Fishing Villages Demand Release of Lands from Military Occupation

Eight years after the end of civil war in Sri Lanka, internally displaced persons continue to struggle to return home

By Raajan Francis | Coordinator of Praja Abhilasha, Joining Hands Sri Lanka

Kepapilavu villagers stay and engage in the continuous protest from this temporary hut for more than 250 days near the security forces headquarters in Mullaithivu District in Sri Lanka. Photo by Raajan Francis.

In 2009, in the final stages of the nearly three-decades civil war between the Government of Sri Lanka (GOSL) and the militant group Liberation of Tamil Tigers of Eilam (LTTE), the Sri Lankan military took over and occupied 438 acres of the Kepapilavu area of north-eastern Sri Lanka’s Mullaitivu district, which led to the displacement of people from five villages.

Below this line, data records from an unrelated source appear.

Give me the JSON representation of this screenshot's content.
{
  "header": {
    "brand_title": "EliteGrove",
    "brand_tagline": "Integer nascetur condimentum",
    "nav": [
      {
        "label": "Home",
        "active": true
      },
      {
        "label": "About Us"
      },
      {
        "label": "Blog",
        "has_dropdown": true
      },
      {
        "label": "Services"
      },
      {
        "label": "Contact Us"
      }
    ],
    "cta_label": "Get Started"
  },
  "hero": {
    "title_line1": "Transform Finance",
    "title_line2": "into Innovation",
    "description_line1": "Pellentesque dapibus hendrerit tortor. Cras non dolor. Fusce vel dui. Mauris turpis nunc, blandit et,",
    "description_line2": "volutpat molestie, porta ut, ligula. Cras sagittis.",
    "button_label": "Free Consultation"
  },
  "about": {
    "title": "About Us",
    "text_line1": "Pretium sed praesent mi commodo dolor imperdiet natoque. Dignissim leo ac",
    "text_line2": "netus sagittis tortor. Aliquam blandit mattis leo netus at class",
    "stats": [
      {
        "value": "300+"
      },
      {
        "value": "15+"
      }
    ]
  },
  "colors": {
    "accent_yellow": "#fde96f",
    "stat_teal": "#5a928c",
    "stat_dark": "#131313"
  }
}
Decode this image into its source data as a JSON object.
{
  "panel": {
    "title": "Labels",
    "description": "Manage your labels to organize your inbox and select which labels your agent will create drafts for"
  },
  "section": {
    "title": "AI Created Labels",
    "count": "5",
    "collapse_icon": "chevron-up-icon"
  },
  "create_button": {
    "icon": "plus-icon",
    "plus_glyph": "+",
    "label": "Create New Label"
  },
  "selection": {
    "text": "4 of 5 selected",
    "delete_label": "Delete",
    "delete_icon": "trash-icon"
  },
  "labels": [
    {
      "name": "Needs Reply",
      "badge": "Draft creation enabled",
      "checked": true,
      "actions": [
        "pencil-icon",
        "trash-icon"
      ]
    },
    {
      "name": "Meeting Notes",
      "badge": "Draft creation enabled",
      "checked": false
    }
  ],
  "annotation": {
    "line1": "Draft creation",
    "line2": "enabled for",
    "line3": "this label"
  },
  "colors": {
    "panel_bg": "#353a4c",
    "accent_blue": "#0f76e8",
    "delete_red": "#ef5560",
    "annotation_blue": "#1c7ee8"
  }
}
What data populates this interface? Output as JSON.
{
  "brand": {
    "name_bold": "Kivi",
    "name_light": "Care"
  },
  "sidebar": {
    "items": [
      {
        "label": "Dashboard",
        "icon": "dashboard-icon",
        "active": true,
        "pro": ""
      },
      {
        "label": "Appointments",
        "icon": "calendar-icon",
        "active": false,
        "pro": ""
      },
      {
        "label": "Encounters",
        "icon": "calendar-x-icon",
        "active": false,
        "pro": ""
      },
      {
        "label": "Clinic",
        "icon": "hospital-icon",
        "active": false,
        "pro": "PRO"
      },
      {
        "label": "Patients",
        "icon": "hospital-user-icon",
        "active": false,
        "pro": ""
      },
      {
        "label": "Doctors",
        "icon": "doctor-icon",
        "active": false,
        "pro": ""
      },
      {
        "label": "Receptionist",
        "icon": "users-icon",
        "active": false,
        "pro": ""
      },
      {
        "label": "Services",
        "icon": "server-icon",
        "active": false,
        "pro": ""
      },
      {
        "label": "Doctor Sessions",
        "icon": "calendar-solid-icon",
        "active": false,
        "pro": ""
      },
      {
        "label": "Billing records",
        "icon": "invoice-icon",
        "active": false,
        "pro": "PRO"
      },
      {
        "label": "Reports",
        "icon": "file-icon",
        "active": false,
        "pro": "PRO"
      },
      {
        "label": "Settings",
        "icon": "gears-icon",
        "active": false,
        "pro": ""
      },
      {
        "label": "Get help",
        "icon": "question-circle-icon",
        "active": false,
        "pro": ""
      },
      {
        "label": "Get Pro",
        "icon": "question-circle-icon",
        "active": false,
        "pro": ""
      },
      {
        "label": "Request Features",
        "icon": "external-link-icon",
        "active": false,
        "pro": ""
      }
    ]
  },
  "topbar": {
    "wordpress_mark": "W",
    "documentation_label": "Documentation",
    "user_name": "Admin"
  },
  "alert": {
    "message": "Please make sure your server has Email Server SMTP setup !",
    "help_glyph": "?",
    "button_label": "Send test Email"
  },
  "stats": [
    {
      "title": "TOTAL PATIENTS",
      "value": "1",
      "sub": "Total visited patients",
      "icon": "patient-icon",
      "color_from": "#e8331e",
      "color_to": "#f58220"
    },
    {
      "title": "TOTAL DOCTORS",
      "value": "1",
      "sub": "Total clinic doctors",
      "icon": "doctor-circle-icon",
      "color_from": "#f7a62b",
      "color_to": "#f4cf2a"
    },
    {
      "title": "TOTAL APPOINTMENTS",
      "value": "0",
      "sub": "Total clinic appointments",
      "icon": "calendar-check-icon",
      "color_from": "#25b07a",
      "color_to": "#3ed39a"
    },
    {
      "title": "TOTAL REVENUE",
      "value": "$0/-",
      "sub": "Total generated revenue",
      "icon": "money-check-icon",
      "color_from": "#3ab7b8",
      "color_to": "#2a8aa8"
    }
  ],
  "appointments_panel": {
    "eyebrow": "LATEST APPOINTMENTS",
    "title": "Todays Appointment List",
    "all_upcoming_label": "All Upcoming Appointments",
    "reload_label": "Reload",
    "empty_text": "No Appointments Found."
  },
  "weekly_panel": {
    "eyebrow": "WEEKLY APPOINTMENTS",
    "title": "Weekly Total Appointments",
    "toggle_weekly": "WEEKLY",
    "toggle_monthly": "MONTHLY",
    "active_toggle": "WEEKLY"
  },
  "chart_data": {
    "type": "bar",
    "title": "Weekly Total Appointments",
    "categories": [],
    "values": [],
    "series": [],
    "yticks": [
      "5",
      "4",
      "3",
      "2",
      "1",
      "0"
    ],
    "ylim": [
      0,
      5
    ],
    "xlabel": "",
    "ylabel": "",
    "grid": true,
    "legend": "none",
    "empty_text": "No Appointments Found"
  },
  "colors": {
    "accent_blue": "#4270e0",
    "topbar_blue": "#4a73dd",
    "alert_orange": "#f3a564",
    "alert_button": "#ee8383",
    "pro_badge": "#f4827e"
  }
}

The people of Kepapilavu ran for their lives, leaving behind their belongings, their homes, and their land titles. They were relocated to a 1730 acres welfare camp for internally displaced persons (IDPs) called Manik Farm. They lived at Manik Farm for three years without proper shelter and facilities. At its height, the camp was the world’s largest for IDPs, lodging 225,000 Tamil people.

While called a welfare camp, Manik Farm was more of a detention camp for the IDPs. The camp was managed and controlled by the Sri Lankan military. IDPs were not permitted to have contact with those outside of the camp, nor were they permitted to leave the camp. Media was not allowed inside . Only a few Humanitarian Agencies with strong ties to the GOSL were authorized entry.

Praja Abhilasha (PA), the Joining Hands network in Sri Lanka, has been working with IDPs in Sri Lanka since 2008. As a part of that work, PA has been actively supporting the Kepapilavu Land Struggle. PA has worked to garner international support for the land struggles.

PA in partnership with other civil society organizations ensured that land issues were taken into account in the Universal Periodic Review, a review of human rights records for UN Member States, of Sri Lanka.  PA facilitated meetings between the British High Commissionaire for Sri Lanka and IDPs. Also, PA published a report on IDPs.

In 2012, under international pressure, the GOSL closed Menik Farm. The people of Kepapilavu were the last to leave Menik Farm and be resettled. The GOSL constructed a “Model Resettlement Village” and resettled the population there. However, the villagers continued to have limited potential for returning to their traditional livelihood practices of farming and fishing. Their access to the sea was blocked by military fencing.

After witnessing the successful land struggle by the Pulaukudirippu people in January 2017, the Kepapilavu people decided to reinvigorate their struggle to win back their original land.

On March 1, 2017, the villagers demanded the release of their original land. For over 250 days, villagers from Keppapilavu have been engaged in a sit-in on the side of the road near the entrance of the Mullaithivu Military headquarters. The protest has caught the attention of the government and caused it to pay attention to the Kepapilavu land struggle.

The GOSL has so far released only 190 acres of land within the Kepapilavu area, but the military continues to occupy 292 acres land. The GOSL committed to removing the fencing from 138 acres which belong to 90 farming families by the end of November 2017 so that they may return. However, the GOSL seems reluctant to commit to returning the land it holds on the coast as it is planning a tourism development project there and has already constructed a hotel within the military camp.

So far, the campaign has achieved the release of 1 kilometer of coast for fishing activities, road access to the sea was permitted with partial removal of the fencing, and 190 acres of land have been released.

PA continues to support the Kepapilavu people by arranging for food for them from various organizations. PA is working to educate school children about the issue as well. The school children have written letters to the President and collected food for the people. And PA continues to mobilize land struggle leaders to work collectively on these land struggles.

The GOSL should work to avoid creating divisions between the farmers and fishermen and release the rest of the fishermen’s lands.  PA will continue to stand with the fishing families until they find a solution for their land.


Leave a Reply

You must be logged in to post a comment.